Work to be completed -> A word-for-word restatement of every entry is what is needed here.

Component data from apps and pages ->

=== Section Start ===

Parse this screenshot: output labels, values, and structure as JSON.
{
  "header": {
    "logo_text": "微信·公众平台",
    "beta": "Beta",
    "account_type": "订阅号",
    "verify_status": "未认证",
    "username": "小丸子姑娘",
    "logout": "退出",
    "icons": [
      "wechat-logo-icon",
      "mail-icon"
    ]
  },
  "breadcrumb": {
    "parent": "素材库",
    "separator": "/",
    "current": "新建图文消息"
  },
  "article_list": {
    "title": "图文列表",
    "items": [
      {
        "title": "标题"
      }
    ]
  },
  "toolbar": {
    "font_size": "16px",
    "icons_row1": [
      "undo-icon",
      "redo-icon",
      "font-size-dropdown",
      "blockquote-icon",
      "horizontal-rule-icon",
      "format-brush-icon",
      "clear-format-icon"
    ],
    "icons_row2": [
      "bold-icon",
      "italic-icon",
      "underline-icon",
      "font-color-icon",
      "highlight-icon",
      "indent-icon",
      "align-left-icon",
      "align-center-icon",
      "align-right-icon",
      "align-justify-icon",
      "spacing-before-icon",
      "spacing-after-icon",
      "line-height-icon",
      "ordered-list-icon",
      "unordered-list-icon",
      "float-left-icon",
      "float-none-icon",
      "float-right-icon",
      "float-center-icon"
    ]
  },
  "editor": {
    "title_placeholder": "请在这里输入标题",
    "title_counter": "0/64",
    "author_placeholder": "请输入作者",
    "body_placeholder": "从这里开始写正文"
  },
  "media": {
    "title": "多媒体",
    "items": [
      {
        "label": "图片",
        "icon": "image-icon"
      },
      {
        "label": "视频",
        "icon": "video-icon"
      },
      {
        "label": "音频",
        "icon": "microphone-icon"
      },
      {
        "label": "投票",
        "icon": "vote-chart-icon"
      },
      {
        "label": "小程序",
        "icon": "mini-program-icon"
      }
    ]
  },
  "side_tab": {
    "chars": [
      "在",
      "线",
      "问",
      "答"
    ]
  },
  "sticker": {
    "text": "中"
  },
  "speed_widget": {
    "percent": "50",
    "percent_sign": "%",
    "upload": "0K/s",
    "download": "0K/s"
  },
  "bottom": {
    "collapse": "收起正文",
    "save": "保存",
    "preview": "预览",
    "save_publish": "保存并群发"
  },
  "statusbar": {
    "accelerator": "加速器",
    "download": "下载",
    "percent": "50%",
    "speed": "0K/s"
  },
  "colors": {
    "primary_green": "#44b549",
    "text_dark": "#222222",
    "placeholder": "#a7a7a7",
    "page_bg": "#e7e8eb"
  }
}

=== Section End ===

Result below ->
Parse this screenshot: output labels, values, and structure as JSON.
{
  "header": {
    "logo_text": "微信·公众平台",
    "beta": "Beta",
    "account_type": "订阅号",
    "verify_status": "未认证",
    "username": "小丸子姑娘",
    "logout": "退出",
    "icons": [
      "wechat-logo-icon",
      "mail-icon"
    ]
  },
  "breadcrumb": {
    "parent": "素材库",
    "separator": "/",
    "current": "新建图文消息"
  },
  "article_list": {
    "title": "图文列表",
    "items": [
      {
        "title": "标题"
      }
    ]
  },
  "toolbar": {
    "font_size": "16px",
    "icons_row1": [
      "undo-icon",
      "redo-icon",
      "font-size-dropdown",
      "blockquote-icon",
      "horizontal-rule-icon",
      "format-brush-icon",
      "clear-format-icon"
    ],
    "icons_row2": [
      "bold-icon",
      "italic-icon",
      "underline-icon",
      "font-color-icon",
      "highlight-icon",
      "indent-icon",
      "align-left-icon",
      "align-center-icon",
      "align-right-icon",
      "align-justify-icon",
      "spacing-before-icon",
      "spacing-after-icon",
      "line-height-icon",
      "ordered-list-icon",
      "unordered-list-icon",
      "float-left-icon",
      "float-none-icon",
      "float-right-icon",
      "float-center-icon"
    ]
  },
  "editor": {
    "title_placeholder": "请在这里输入标题",
    "title_counter": "0/64",
    "author_placeholder": "请输入作者",
    "body_placeholder": "从这里开始写正文"
  },
  "media": {
    "title": "多媒体",
    "items": [
      {
        "label": "图片",
        "icon": "image-icon"
      },
      {
        "label": "视频",
        "icon": "video-icon"
      },
      {
        "label": "音频",
        "icon": "microphone-icon"
      },
      {
        "label": "投票",
        "icon": "vote-chart-icon"
      },
      {
        "label": "小程序",
        "icon": "mini-program-icon"
      }
    ]
  },
  "side_tab": {
    "chars": [
      "在",
      "线",
      "问",
      "答"
    ]
  },
  "sticker": {
    "text": "中"
  },
  "speed_widget": {
    "percent": "50",
    "percent_sign": "%",
    "upload": "0K/s",
    "download": "0K/s"
  },
  "bottom": {
    "collapse": "收起正文",
    "save": "保存",
    "preview": "预览",
    "save_publish": "保存并群发"
  },
  "statusbar": {
    "accelerator": "加速器",
    "download": "下载",
    "percent": "50%",
    "speed": "0K/s"
  },
  "colors": {
    "primary_green": "#44b549",
    "text_dark": "#222222",
    "placeholder": "#a7a7a7",
    "page_bg": "#e7e8eb"
  }
}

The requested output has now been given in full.